(Interface dataset entries)

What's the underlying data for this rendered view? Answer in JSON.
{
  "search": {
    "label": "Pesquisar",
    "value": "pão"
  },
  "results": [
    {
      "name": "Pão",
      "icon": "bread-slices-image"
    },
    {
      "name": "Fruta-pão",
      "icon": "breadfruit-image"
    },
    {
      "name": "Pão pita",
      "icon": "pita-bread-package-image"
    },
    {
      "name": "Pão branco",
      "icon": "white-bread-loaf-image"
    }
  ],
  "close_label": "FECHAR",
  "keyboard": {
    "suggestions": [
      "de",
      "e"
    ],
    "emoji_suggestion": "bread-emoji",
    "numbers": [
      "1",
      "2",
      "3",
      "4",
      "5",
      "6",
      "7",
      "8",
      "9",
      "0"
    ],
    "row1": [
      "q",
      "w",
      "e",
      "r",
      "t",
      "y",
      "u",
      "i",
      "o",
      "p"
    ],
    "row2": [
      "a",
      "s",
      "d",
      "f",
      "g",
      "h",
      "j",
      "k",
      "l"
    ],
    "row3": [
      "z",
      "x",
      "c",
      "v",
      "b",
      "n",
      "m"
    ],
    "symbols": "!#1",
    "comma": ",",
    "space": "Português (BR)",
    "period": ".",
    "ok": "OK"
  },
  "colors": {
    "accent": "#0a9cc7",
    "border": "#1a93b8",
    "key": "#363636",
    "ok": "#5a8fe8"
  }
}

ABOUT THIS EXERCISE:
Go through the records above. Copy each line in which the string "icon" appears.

EXERCISE SOLUTION:
      "icon": "bread-slices-image"
      "icon": "breadfruit-image"
      "icon": "pita-bread-package-image"
      "icon": "white-bread-loaf-image"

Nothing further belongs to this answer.